WORK ORDER:
Please find all lines in the data that hold the string "OctopulusPaul" and copy them.

WORKING DATA:
Segment Open

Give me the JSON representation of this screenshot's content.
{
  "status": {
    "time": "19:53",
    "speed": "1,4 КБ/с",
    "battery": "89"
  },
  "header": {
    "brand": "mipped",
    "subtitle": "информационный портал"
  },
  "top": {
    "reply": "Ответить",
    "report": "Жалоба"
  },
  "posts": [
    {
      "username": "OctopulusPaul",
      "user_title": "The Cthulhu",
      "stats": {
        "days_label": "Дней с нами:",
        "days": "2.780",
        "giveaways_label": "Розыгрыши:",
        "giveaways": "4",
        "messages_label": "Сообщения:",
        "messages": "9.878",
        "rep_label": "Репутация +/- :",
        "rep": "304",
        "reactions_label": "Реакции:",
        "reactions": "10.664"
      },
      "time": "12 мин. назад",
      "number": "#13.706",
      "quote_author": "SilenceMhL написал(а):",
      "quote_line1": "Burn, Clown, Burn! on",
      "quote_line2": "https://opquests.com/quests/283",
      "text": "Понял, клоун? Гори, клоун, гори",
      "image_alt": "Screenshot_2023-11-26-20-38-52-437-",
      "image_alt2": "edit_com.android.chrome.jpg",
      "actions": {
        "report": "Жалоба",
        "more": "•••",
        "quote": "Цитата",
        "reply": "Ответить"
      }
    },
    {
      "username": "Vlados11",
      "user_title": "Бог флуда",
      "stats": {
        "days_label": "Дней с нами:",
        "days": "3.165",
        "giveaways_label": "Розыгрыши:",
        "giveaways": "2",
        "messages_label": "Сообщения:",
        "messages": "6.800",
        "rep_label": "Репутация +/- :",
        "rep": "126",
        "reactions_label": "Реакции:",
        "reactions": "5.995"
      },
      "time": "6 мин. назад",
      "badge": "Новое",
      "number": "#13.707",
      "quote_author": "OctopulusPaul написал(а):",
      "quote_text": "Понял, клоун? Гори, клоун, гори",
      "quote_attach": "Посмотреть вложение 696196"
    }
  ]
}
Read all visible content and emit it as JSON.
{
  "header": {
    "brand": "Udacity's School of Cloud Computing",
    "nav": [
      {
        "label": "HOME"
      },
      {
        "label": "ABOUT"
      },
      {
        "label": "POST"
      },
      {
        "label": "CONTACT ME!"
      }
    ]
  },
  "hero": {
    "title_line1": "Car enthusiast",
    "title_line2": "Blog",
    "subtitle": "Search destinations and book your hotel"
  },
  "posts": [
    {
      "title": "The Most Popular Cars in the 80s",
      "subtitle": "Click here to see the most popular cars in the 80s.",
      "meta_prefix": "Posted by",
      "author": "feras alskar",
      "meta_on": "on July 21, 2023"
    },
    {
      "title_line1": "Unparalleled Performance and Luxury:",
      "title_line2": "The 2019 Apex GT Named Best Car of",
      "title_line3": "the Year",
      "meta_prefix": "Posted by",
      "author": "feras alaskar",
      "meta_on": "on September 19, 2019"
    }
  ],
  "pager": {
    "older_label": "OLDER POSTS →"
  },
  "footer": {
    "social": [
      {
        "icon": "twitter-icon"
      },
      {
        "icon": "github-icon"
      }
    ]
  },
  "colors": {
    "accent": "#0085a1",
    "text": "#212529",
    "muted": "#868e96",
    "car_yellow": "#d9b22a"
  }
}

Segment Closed

SOLUTION:
      "username": "OctopulusPaul",
      "quote_author": "OctopulusPaul написал(а):",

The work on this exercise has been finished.